■ Exercise prompt: Go through the entries below and pick out every line with "this".
+ + + + +
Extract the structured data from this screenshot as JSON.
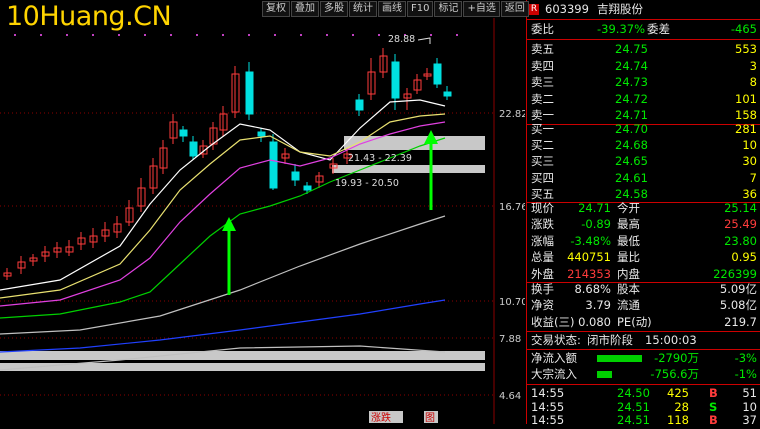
{
  "watermark": "10Huang.CN",
  "toolbar": [
    "复权",
    "叠加",
    "多股",
    "统计",
    "画线",
    "F10",
    "标记",
    "+自选",
    "返回"
  ],
  "price_axis": [
    "22.82",
    "16.76",
    "10.70",
    "7.88",
    "4.64"
  ],
  "annotations": {
    "high": "28.88",
    "gap1": "21.43 - 22.39",
    "gap2": "19.93 - 20.50"
  },
  "bottom_badges": {
    "zhangdie": "涨跌",
    "tu": "图"
  },
  "stock": {
    "code": "603399",
    "name": "吉翔股份"
  },
  "weibi": {
    "label": "委比",
    "value": "-39.37%",
    "label2": "委差",
    "value2": "-465"
  },
  "asks": [
    {
      "label": "卖五",
      "price": "24.75",
      "vol": "553"
    },
    {
      "label": "卖四",
      "price": "24.74",
      "vol": "3"
    },
    {
      "label": "卖三",
      "price": "24.73",
      "vol": "8"
    },
    {
      "label": "卖二",
      "price": "24.72",
      "vol": "101"
    },
    {
      "label": "卖一",
      "price": "24.71",
      "vol": "158"
    }
  ],
  "bids": [
    {
      "label": "买一",
      "price": "24.70",
      "vol": "281"
    },
    {
      "label": "买二",
      "price": "24.68",
      "vol": "10"
    },
    {
      "label": "买三",
      "price": "24.65",
      "vol": "30"
    },
    {
      "label": "买四",
      "price": "24.61",
      "vol": "7"
    },
    {
      "label": "买五",
      "price": "24.58",
      "vol": "36"
    }
  ],
  "quote": [
    {
      "l1": "现价",
      "v1": "24.71",
      "l2": "今开",
      "v2": "25.14"
    },
    {
      "l1": "涨跌",
      "v1": "-0.89",
      "l2": "最高",
      "v2": "25.49"
    },
    {
      "l1": "涨幅",
      "v1": "-3.48%",
      "l2": "最低",
      "v2": "23.80"
    },
    {
      "l1": "总量",
      "v1": "440751",
      "l2": "量比",
      "v2": "0.95"
    },
    {
      "l1": "外盘",
      "v1": "214353",
      "l2": "内盘",
      "v2": "226399"
    }
  ],
  "fund": [
    {
      "l1": "换手",
      "v1": "8.68%",
      "l2": "股本",
      "v2": "5.09亿"
    },
    {
      "l1": "净资",
      "v1": "3.79",
      "l2": "流通",
      "v2": "5.08亿"
    },
    {
      "l1": "收益(三)",
      "v1": "0.080",
      "l2": "PE(动)",
      "v2": "219.7"
    }
  ],
  "status": {
    "label": "交易状态:",
    "value": "闭市阶段",
    "time": "15:00:03"
  },
  "flows": [
    {
      "label": "净流入额",
      "value": "-2790万",
      "pct": "-3%",
      "fill": 0.75
    },
    {
      "label": "大宗流入",
      "value": "-756.6万",
      "pct": "-1%",
      "fill": 0.25
    }
  ],
  "ticks": [
    {
      "time": "14:55",
      "price": "24.50",
      "vol": "425",
      "side": "B",
      "n": "51"
    },
    {
      "time": "14:55",
      "price": "24.51",
      "vol": "28",
      "side": "S",
      "n": "10"
    },
    {
      "time": "14:55",
      "price": "24.51",
      "vol": "118",
      "side": "B",
      "n": "37"
    }
  ],
  "colors": {
    "up": "#ff3c3c",
    "down": "#00e0e0",
    "grid": "#8b0000",
    "ma5": "#ffffff",
    "ma10": "#e8e070",
    "ma20": "#e040e0",
    "ma30": "#00d000",
    "ma60": "#c0c0c0",
    "ma120": "#2040ff",
    "arrow": "#00ff00"
  }
}
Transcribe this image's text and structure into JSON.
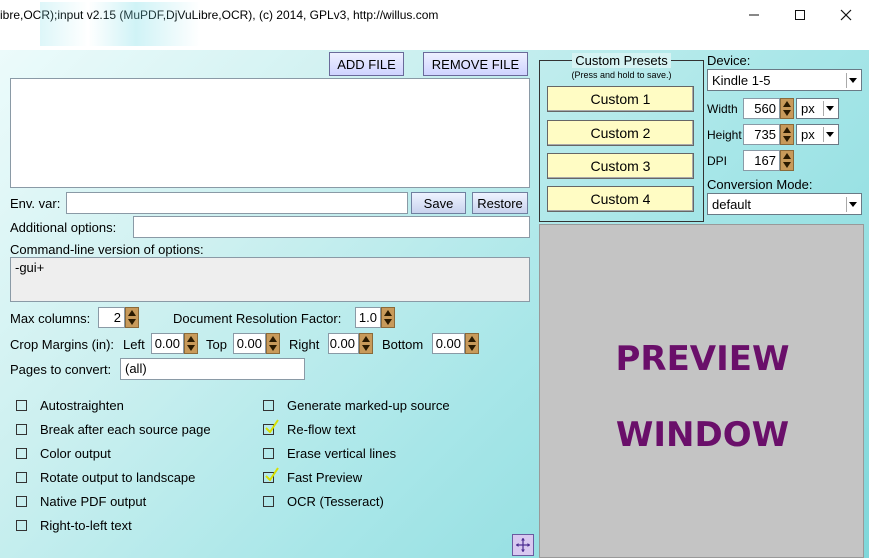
{
  "window": {
    "title": "ibre,OCR);input v2.15 (MuPDF,DjVuLibre,OCR), (c) 2014, GPLv3, http://willus.com"
  },
  "toolbar": {
    "add_file": "ADD FILE",
    "remove_file": "REMOVE FILE"
  },
  "env": {
    "label": "Env. var:",
    "value": "",
    "save": "Save",
    "restore": "Restore"
  },
  "additional_options": {
    "label": "Additional options:",
    "value": ""
  },
  "cmdline": {
    "label": "Command-line version of options:",
    "value": "-gui+"
  },
  "max_columns": {
    "label": "Max columns:",
    "value": "2"
  },
  "doc_res": {
    "label": "Document Resolution Factor:",
    "value": "1.0"
  },
  "crop": {
    "label": "Crop Margins (in):",
    "left_label": "Left",
    "left": "0.00",
    "top_label": "Top",
    "top": "0.00",
    "right_label": "Right",
    "right": "0.00",
    "bottom_label": "Bottom",
    "bottom": "0.00"
  },
  "pages": {
    "label": "Pages to convert:",
    "value": "(all)"
  },
  "checkboxes_left": [
    {
      "label": "Autostraighten",
      "checked": false
    },
    {
      "label": "Break after each source page",
      "checked": false
    },
    {
      "label": "Color output",
      "checked": false
    },
    {
      "label": "Rotate output to landscape",
      "checked": false
    },
    {
      "label": "Native PDF output",
      "checked": false
    },
    {
      "label": "Right-to-left text",
      "checked": false
    }
  ],
  "checkboxes_right": [
    {
      "label": "Generate marked-up source",
      "checked": false
    },
    {
      "label": "Re-flow text",
      "checked": true
    },
    {
      "label": "Erase vertical lines",
      "checked": false
    },
    {
      "label": "Fast Preview",
      "checked": true
    },
    {
      "label": "OCR (Tesseract)",
      "checked": false
    }
  ],
  "presets": {
    "title": "Custom Presets",
    "subtitle": "(Press and hold to save.)",
    "items": [
      "Custom 1",
      "Custom 2",
      "Custom 3",
      "Custom 4"
    ]
  },
  "device": {
    "label": "Device:",
    "value": "Kindle 1-5",
    "width_label": "Width",
    "width": "560",
    "width_unit": "px",
    "height_label": "Height",
    "height": "735",
    "height_unit": "px",
    "dpi_label": "DPI",
    "dpi": "167"
  },
  "conversion": {
    "label": "Conversion Mode:",
    "value": "default"
  },
  "preview": {
    "line1": "PREVIEW",
    "line2": "WINDOW"
  },
  "colors": {
    "preview_text": "#6a0f6a",
    "preset_button": "#fffcc4",
    "check": "#d8e000"
  }
}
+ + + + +
■ Exercise solution:
Extract the structured data from this screenshot as JSON.
Transcribe this image's text and structure into JSON.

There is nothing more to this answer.